The arrival of a new baby is something special that needs careful planning. It’s not just about getting the necessities such as clothes, furniture, and toys prepared in advance. There are also home adjustments to think about that make it comfortable for the new family member.
If you plan a move before the baby arrives, it’s best to do it during the first or early second semester when you still have energy and enough time to make adjustments in the new home. Here are other things to think about.
Preparing a Baby Room
The baby will probably be spending most of the time in your bedroom; therefore, you might want to make adjustments to your bedroom, such as making space for the baby crib.
Other than this, it would help if you started looking for furniture for nursery and make preparations with the future in mind. The baby will grow fast, and you don’t want to keep adjusting the baby room to fit their needs.

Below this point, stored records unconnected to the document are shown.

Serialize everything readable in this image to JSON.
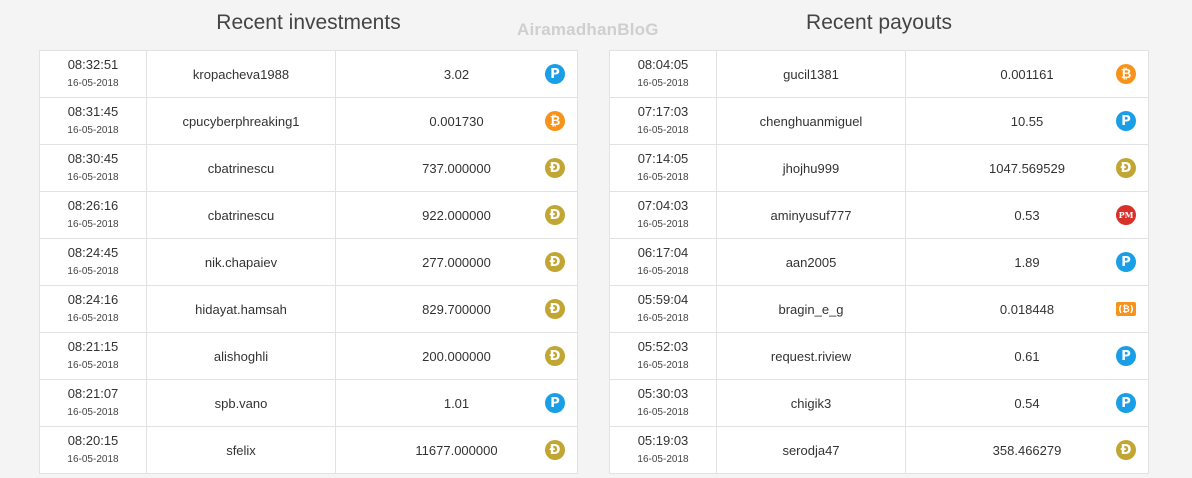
{
  "watermark": "AiramadhanBloG",
  "investments": {
    "title": "Recent investments",
    "rows": [
      {
        "time": "08:32:51",
        "date": "16-05-2018",
        "user": "kropacheva1988",
        "amount": "3.02",
        "coin": "payeer-icon",
        "glyph": "P"
      },
      {
        "time": "08:31:45",
        "date": "16-05-2018",
        "user": "cpucyberphreaking1",
        "amount": "0.001730",
        "coin": "bitcoin-icon",
        "glyph": "₿"
      },
      {
        "time": "08:30:45",
        "date": "16-05-2018",
        "user": "cbatrinescu",
        "amount": "737.000000",
        "coin": "dogecoin-icon",
        "glyph": "Đ"
      },
      {
        "time": "08:26:16",
        "date": "16-05-2018",
        "user": "cbatrinescu",
        "amount": "922.000000",
        "coin": "dogecoin-icon",
        "glyph": "Đ"
      },
      {
        "time": "08:24:45",
        "date": "16-05-2018",
        "user": "nik.chapaiev",
        "amount": "277.000000",
        "coin": "dogecoin-icon",
        "glyph": "Đ"
      },
      {
        "time": "08:24:16",
        "date": "16-05-2018",
        "user": "hidayat.hamsah",
        "amount": "829.700000",
        "coin": "dogecoin-icon",
        "glyph": "Đ"
      },
      {
        "time": "08:21:15",
        "date": "16-05-2018",
        "user": "alishoghli",
        "amount": "200.000000",
        "coin": "dogecoin-icon",
        "glyph": "Đ"
      },
      {
        "time": "08:21:07",
        "date": "16-05-2018",
        "user": "spb.vano",
        "amount": "1.01",
        "coin": "payeer-icon",
        "glyph": "P"
      },
      {
        "time": "08:20:15",
        "date": "16-05-2018",
        "user": "sfelix",
        "amount": "11677.000000",
        "coin": "dogecoin-icon",
        "glyph": "Đ"
      }
    ]
  },
  "payouts": {
    "title": "Recent payouts",
    "rows": [
      {
        "time": "08:04:05",
        "date": "16-05-2018",
        "user": "gucil1381",
        "amount": "0.001161",
        "coin": "bitcoin-icon",
        "glyph": "₿"
      },
      {
        "time": "07:17:03",
        "date": "16-05-2018",
        "user": "chenghuanmiguel",
        "amount": "10.55",
        "coin": "payeer-icon",
        "glyph": "P"
      },
      {
        "time": "07:14:05",
        "date": "16-05-2018",
        "user": "jhojhu999",
        "amount": "1047.569529",
        "coin": "dogecoin-icon",
        "glyph": "Đ"
      },
      {
        "time": "07:04:03",
        "date": "16-05-2018",
        "user": "aminyusuf777",
        "amount": "0.53",
        "coin": "perfect-money-icon",
        "glyph": "PM"
      },
      {
        "time": "06:17:04",
        "date": "16-05-2018",
        "user": "aan2005",
        "amount": "1.89",
        "coin": "payeer-icon",
        "glyph": "P"
      },
      {
        "time": "05:59:04",
        "date": "16-05-2018",
        "user": "bragin_e_g",
        "amount": "0.018448",
        "coin": "bitcoin-cash-icon",
        "glyph": "(₿)"
      },
      {
        "time": "05:52:03",
        "date": "16-05-2018",
        "user": "request.riview",
        "amount": "0.61",
        "coin": "payeer-icon",
        "glyph": "P"
      },
      {
        "time": "05:30:03",
        "date": "16-05-2018",
        "user": "chigik3",
        "amount": "0.54",
        "coin": "payeer-icon",
        "glyph": "P"
      },
      {
        "time": "05:19:03",
        "date": "16-05-2018",
        "user": "serodja47",
        "amount": "358.466279",
        "coin": "dogecoin-icon",
        "glyph": "Đ"
      }
    ]
  }
}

Have a five-year plan and if you don’t know the baby’s gender, keep to gender-neutral colors and items.
Having a new baby will interfere with your life. For the first few weeks, you might not be able to do much as you take care of the baby and, at the same time, recover from childbirth. Plan your schedule so that you will not have so much to do and, if possible, get someone to help around the house.
A week before the baby’s arrival, prepare enough food to last for a week or two, and shop for everything you’ll need for at least a month. Include baby diapers, enough formula if you’re not breastfeeding, healthy foods, and everything else you think you might need.

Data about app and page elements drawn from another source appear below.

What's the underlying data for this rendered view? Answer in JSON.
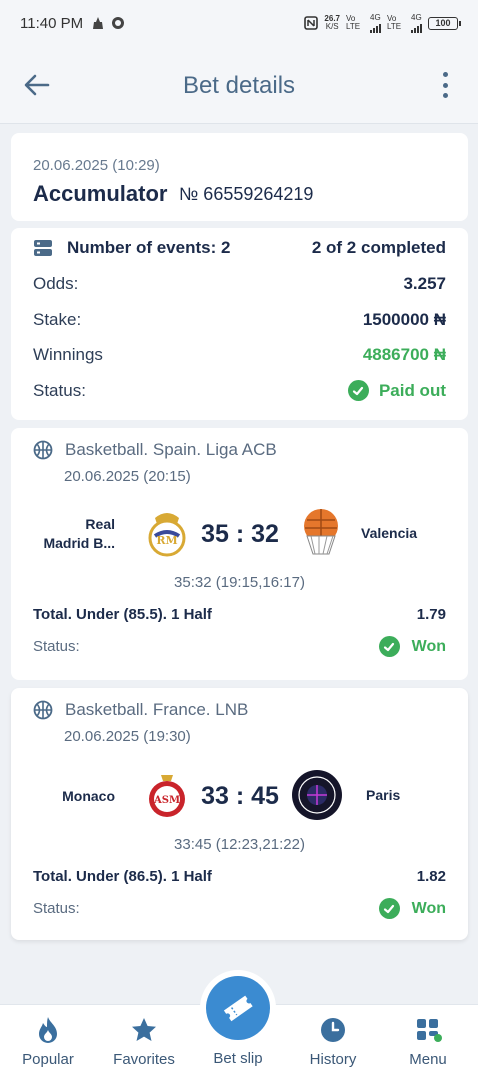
{
  "status_bar": {
    "time": "11:40 PM",
    "net_speed": "26.7",
    "net_unit": "K/S",
    "carrier1": "Vo LTE",
    "carrier1_gen": "4G",
    "carrier2": "Vo LTE",
    "carrier2_gen": "4G",
    "battery": "100"
  },
  "header": {
    "title": "Bet details"
  },
  "bet": {
    "date": "20.06.2025 (10:29)",
    "type": "Accumulator",
    "number": "№ 66559264219"
  },
  "summary": {
    "events_label": "Number of events: 2",
    "completed": "2 of 2 completed",
    "odds_label": "Odds:",
    "odds_value": "3.257",
    "stake_label": "Stake:",
    "stake_value": "1500000 ₦",
    "winnings_label": "Winnings",
    "winnings_value": "4886700 ₦",
    "status_label": "Status:",
    "status_value": "Paid out"
  },
  "events": [
    {
      "league": "Basketball. Spain. Liga ACB",
      "date": "20.06.2025 (20:15)",
      "home_line1": "Real",
      "home_line2": "Madrid B...",
      "away": "Valencia",
      "score": "35 : 32",
      "periods": "35:32 (19:15,16:17)",
      "market": "Total. Under (85.5). 1 Half",
      "odds": "1.79",
      "status_label": "Status:",
      "status": "Won"
    },
    {
      "league": "Basketball. France. LNB",
      "date": "20.06.2025 (19:30)",
      "home": "Monaco",
      "away": "Paris",
      "score": "33 : 45",
      "periods": "33:45 (12:23,21:22)",
      "market": "Total. Under (86.5). 1 Half",
      "odds": "1.82",
      "status_label": "Status:",
      "status": "Won"
    }
  ],
  "nav": {
    "popular": "Popular",
    "favorites": "Favorites",
    "betslip": "Bet slip",
    "history": "History",
    "menu": "Menu"
  },
  "colors": {
    "accent": "#3b8bd1",
    "success": "#3cad5a",
    "title": "#4b6a88",
    "text_dark": "#1c2b4a"
  }
}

Try to think of how it would feel with a new baby around, and if it’s your first time to have a baby, let a friend or an older relative assist you in making plans. It’s also essential for your spouse to take a few weeks off work to help you around the house when the baby arrives.
Prepare a Downstairs Room
New babies can quickly get through 12 or more nappies in a day. If you don’t live in a bungalow or a one-story flat, it means you’ll be going up and down stairs every time you want to change the baby. Most of these times, the baby will be in your arms. If you trip on the stairs, you and the baby can get injured.
Also, it is tiring, especially now that you’re weak and still recovering from childbirth. Having everything you need downstairs means you can relax and take care of the baby without the many trips up the stairs.
If you don’t have a spare room, get a big basket and put everything you need there, such as nappies, wipes, cotton wool, extra baby clothes, muslin cloths, spare tops for yourself, baby oil, and a changing mat.
Thorough Clean Your House
Dirt, dust, and bacteria can easily affect your child leading to many illnesses and to avoid this, thoroughly clean your house days before the baby arrives. Understandably you might not be able to carry out the task effectively; therefore, get a cleaning service provider to carry out the job. It is also the ideal time to declutter your house and think of ways to make it baby-friendly.
Change the Lighting
As you make these adjustments, it’s also essential to look at their house lighting. It will come in handy when you want to put your baby to sleep, and the house or the baby room is too bright. Invest in dimmer switches, night lights, or soft ambient lights in your bedroom and the baby’s room.
Remember that you might have to wake up several times to feed the baby, and when you’re at it, you don’t want the room to be too bright so that you wake everyone up, including the baby. At the same time, the rooms need enough lighting so that you don’t trip on an object injuring yourself.
Prepare Your Pets
If you have pets, it might take a while before they get used to the newest member of your family. Think of how you’ll keep them away from the child. You might want to restrict entry to the baby room or your bedroom.
Alternatively, dress up a doll, use the baby scents you’ll be using and let the pets get used to seeing it around. It will be much easier for them to adjust and bond with the baby when it arrives.
It’s also not too late to start making your house baby-safe, like installing baby fences, locks and investing in safer furniture.